* Excerpts from a dataset *
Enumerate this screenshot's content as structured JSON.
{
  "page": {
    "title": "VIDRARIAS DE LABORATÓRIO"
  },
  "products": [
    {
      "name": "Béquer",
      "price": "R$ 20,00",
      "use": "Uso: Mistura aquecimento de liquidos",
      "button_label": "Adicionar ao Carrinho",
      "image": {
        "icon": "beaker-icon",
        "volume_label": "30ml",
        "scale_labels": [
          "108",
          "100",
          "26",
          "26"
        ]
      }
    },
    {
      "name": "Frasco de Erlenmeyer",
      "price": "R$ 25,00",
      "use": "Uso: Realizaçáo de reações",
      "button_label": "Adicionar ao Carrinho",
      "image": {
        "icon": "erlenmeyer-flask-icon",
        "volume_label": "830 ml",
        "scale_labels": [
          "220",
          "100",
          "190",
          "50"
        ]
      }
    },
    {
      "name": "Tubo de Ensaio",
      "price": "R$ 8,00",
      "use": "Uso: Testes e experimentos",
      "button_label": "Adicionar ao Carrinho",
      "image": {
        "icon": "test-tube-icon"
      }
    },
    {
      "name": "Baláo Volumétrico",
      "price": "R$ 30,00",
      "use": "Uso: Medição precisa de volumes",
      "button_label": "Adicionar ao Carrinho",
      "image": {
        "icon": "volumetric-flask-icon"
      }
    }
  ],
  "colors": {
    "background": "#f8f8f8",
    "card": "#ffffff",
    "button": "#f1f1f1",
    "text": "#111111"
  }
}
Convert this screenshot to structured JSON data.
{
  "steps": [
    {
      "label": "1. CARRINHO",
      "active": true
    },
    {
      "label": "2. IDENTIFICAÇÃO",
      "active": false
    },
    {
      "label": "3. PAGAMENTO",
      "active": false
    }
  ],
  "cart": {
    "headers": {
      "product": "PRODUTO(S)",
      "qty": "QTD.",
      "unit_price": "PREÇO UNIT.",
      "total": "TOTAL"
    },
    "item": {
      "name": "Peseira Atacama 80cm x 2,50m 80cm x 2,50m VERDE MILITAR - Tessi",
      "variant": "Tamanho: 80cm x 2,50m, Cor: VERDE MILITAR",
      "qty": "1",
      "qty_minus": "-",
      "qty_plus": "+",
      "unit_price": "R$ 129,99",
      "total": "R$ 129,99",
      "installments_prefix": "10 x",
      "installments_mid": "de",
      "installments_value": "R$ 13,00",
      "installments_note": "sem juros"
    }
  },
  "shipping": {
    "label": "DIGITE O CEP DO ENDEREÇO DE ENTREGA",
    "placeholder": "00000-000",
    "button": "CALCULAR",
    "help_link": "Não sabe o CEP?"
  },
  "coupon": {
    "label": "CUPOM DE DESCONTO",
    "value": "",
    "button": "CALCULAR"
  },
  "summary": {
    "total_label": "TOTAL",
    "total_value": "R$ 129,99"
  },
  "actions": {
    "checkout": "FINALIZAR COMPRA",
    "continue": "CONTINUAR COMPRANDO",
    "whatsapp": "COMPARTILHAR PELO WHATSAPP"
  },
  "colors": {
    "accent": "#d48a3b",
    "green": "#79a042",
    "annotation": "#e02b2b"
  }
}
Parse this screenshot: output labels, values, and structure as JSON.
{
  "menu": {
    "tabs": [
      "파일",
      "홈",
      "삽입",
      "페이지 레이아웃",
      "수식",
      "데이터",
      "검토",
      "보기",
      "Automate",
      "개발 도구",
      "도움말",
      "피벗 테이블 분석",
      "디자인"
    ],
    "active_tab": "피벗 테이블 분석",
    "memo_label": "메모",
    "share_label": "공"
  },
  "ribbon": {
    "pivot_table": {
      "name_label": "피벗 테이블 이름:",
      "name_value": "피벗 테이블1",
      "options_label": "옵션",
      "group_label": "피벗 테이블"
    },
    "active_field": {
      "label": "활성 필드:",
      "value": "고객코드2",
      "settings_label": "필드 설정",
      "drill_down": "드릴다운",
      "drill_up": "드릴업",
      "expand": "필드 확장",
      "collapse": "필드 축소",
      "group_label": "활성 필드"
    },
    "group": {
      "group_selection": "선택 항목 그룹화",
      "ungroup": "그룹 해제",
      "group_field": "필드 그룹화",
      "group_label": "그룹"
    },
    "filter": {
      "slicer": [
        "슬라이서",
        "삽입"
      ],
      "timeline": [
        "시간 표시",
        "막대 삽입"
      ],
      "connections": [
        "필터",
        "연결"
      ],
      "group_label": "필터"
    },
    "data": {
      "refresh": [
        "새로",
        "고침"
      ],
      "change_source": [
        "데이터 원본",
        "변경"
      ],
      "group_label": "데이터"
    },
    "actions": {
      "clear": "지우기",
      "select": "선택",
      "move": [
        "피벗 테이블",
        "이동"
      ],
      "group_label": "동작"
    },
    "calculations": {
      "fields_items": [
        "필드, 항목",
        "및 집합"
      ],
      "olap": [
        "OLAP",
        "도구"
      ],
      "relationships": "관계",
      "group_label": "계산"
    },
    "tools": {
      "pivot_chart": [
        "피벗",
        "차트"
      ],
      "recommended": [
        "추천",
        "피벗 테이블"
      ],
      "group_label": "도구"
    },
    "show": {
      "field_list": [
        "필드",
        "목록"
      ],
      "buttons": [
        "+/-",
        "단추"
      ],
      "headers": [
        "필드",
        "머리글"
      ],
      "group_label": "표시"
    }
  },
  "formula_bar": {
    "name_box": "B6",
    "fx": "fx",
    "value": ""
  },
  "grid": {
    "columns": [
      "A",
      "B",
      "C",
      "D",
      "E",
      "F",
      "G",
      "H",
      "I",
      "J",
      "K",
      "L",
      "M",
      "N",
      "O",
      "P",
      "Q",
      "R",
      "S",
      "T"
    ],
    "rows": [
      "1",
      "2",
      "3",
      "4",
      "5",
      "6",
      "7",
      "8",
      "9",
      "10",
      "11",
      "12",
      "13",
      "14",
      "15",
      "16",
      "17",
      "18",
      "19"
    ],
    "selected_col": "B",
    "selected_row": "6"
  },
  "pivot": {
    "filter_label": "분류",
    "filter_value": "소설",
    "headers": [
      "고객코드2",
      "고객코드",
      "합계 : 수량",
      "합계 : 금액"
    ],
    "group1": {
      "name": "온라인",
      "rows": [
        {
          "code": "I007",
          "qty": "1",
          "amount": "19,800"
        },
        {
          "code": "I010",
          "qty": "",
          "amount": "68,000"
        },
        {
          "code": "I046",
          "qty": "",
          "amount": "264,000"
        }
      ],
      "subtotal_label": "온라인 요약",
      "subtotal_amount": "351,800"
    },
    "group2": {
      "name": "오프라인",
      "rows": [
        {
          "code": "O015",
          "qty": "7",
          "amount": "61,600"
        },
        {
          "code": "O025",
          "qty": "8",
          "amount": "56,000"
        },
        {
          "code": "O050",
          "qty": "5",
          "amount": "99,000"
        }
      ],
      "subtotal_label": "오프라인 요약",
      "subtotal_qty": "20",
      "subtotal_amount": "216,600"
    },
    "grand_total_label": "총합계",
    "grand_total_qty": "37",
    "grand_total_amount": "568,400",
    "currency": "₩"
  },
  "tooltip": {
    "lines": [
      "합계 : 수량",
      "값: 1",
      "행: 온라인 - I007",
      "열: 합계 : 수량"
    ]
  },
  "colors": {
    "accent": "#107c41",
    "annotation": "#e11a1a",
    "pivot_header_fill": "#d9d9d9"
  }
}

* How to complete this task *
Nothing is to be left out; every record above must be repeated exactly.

* Answer *
Enumerate this screenshot's content as structured JSON.
{
  "page": {
    "title": "VIDRARIAS DE LABORATÓRIO"
  },
  "products": [
    {
      "name": "Béquer",
      "price": "R$ 20,00",
      "use": "Uso: Mistura aquecimento de liquidos",
      "button_label": "Adicionar ao Carrinho",
      "image": {
        "icon": "beaker-icon",
        "volume_label": "30ml",
        "scale_labels": [
          "108",
          "100",
          "26",
          "26"
        ]
      }
    },
    {
      "name": "Frasco de Erlenmeyer",
      "price": "R$ 25,00",
      "use": "Uso: Realizaçáo de reações",
      "button_label": "Adicionar ao Carrinho",
      "image": {
        "icon": "erlenmeyer-flask-icon",
        "volume_label": "830 ml",
        "scale_labels": [
          "220",
          "100",
          "190",
          "50"
        ]
      }
    },
    {
      "name": "Tubo de Ensaio",
      "price": "R$ 8,00",
      "use": "Uso: Testes e experimentos",
      "button_label": "Adicionar ao Carrinho",
      "image": {
        "icon": "test-tube-icon"
      }
    },
    {
      "name": "Baláo Volumétrico",
      "price": "R$ 30,00",
      "use": "Uso: Medição precisa de volumes",
      "button_label": "Adicionar ao Carrinho",
      "image": {
        "icon": "volumetric-flask-icon"
      }
    }
  ],
  "colors": {
    "background": "#f8f8f8",
    "card": "#ffffff",
    "button": "#f1f1f1",
    "text": "#111111"
  }
}
Convert this screenshot to structured JSON data.
{
  "steps": [
    {
      "label": "1. CARRINHO",
      "active": true
    },
    {
      "label": "2. IDENTIFICAÇÃO",
      "active": false
    },
    {
      "label": "3. PAGAMENTO",
      "active": false
    }
  ],
  "cart": {
    "headers": {
      "product": "PRODUTO(S)",
      "qty": "QTD.",
      "unit_price": "PREÇO UNIT.",
      "total": "TOTAL"
    },
    "item": {
      "name": "Peseira Atacama 80cm x 2,50m 80cm x 2,50m VERDE MILITAR - Tessi",
      "variant": "Tamanho: 80cm x 2,50m, Cor: VERDE MILITAR",
      "qty": "1",
      "qty_minus": "-",
      "qty_plus": "+",
      "unit_price": "R$ 129,99",
      "total": "R$ 129,99",
      "installments_prefix": "10 x",
      "installments_mid": "de",
      "installments_value": "R$ 13,00",
      "installments_note": "sem juros"
    }
  },
  "shipping": {
    "label": "DIGITE O CEP DO ENDEREÇO DE ENTREGA",
    "placeholder": "00000-000",
    "button": "CALCULAR",
    "help_link": "Não sabe o CEP?"
  },
  "coupon": {
    "label": "CUPOM DE DESCONTO",
    "value": "",
    "button": "CALCULAR"
  },
  "summary": {
    "total_label": "TOTAL",
    "total_value": "R$ 129,99"
  },
  "actions": {
    "checkout": "FINALIZAR COMPRA",
    "continue": "CONTINUAR COMPRANDO",
    "whatsapp": "COMPARTILHAR PELO WHATSAPP"
  },
  "colors": {
    "accent": "#d48a3b",
    "green": "#79a042",
    "annotation": "#e02b2b"
  }
}
Parse this screenshot: output labels, values, and structure as JSON.
{
  "menu": {
    "tabs": [
      "파일",
      "홈",
      "삽입",
      "페이지 레이아웃",
      "수식",
      "데이터",
      "검토",
      "보기",
      "Automate",
      "개발 도구",
      "도움말",
      "피벗 테이블 분석",
      "디자인"
    ],
    "active_tab": "피벗 테이블 분석",
    "memo_label": "메모",
    "share_label": "공"
  },
  "ribbon": {
    "pivot_table": {
      "name_label": "피벗 테이블 이름:",
      "name_value": "피벗 테이블1",
      "options_label": "옵션",
      "group_label": "피벗 테이블"
    },
    "active_field": {
      "label": "활성 필드:",
      "value": "고객코드2",
      "settings_label": "필드 설정",
      "drill_down": "드릴다운",
      "drill_up": "드릴업",
      "expand": "필드 확장",
      "collapse": "필드 축소",
      "group_label": "활성 필드"
    },
    "group": {
      "group_selection": "선택 항목 그룹화",
      "ungroup": "그룹 해제",
      "group_field": "필드 그룹화",
      "group_label": "그룹"
    },
    "filter": {
      "slicer": [
        "슬라이서",
        "삽입"
      ],
      "timeline": [
        "시간 표시",
        "막대 삽입"
      ],
      "connections": [
        "필터",
        "연결"
      ],
      "group_label": "필터"
    },
    "data": {
      "refresh": [
        "새로",
        "고침"
      ],
      "change_source": [
        "데이터 원본",
        "변경"
      ],
      "group_label": "데이터"
    },
    "actions": {
      "clear": "지우기",
      "select": "선택",
      "move": [
        "피벗 테이블",
        "이동"
      ],
      "group_label": "동작"
    },
    "calculations": {
      "fields_items": [
        "필드, 항목",
        "및 집합"
      ],
      "olap": [
        "OLAP",
        "도구"
      ],
      "relationships": "관계",
      "group_label": "계산"
    },
    "tools": {
      "pivot_chart": [
        "피벗",
        "차트"
      ],
      "recommended": [
        "추천",
        "피벗 테이블"
      ],
      "group_label": "도구"
    },
    "show": {
      "field_list": [
        "필드",
        "목록"
      ],
      "buttons": [
        "+/-",
        "단추"
      ],
      "headers": [
        "필드",
        "머리글"
      ],
      "group_label": "표시"
    }
  },
  "formula_bar": {
    "name_box": "B6",
    "fx": "fx",
    "value": ""
  },
  "grid": {
    "columns": [
      "A",
      "B",
      "C",
      "D",
      "E",
      "F",
      "G",
      "H",
      "I",
      "J",
      "K",
      "L",
      "M",
      "N",
      "O",
      "P",
      "Q",
      "R",
      "S",
      "T"
    ],
    "rows": [
      "1",
      "2",
      "3",
      "4",
      "5",
      "6",
      "7",
      "8",
      "9",
      "10",
      "11",
      "12",
      "13",
      "14",
      "15",
      "16",
      "17",
      "18",
      "19"
    ],
    "selected_col": "B",
    "selected_row": "6"
  },
  "pivot": {
    "filter_label": "분류",
    "filter_value": "소설",
    "headers": [
      "고객코드2",
      "고객코드",
      "합계 : 수량",
      "합계 : 금액"
    ],
    "group1": {
      "name": "온라인",
      "rows": [
        {
          "code": "I007",
          "qty": "1",
          "amount": "19,800"
        },
        {
          "code": "I010",
          "qty": "",
          "amount": "68,000"
        },
        {
          "code": "I046",
          "qty": "",
          "amount": "264,000"
        }
      ],
      "subtotal_label": "온라인 요약",
      "subtotal_amount": "351,800"
    },
    "group2": {
      "name": "오프라인",
      "rows": [
        {
          "code": "O015",
          "qty": "7",
          "amount": "61,600"
        },
        {
          "code": "O025",
          "qty": "8",
          "amount": "56,000"
        },
        {
          "code": "O050",
          "qty": "5",
          "amount": "99,000"
        }
      ],
      "subtotal_label": "오프라인 요약",
      "subtotal_qty": "20",
      "subtotal_amount": "216,600"
    },
    "grand_total_label": "총합계",
    "grand_total_qty": "37",
    "grand_total_amount": "568,400",
    "currency": "₩"
  },
  "tooltip": {
    "lines": [
      "합계 : 수량",
      "값: 1",
      "행: 온라인 - I007",
      "열: 합계 : 수량"
    ]
  },
  "colors": {
    "accent": "#107c41",
    "annotation": "#e11a1a",
    "pivot_header_fill": "#d9d9d9"
  }
}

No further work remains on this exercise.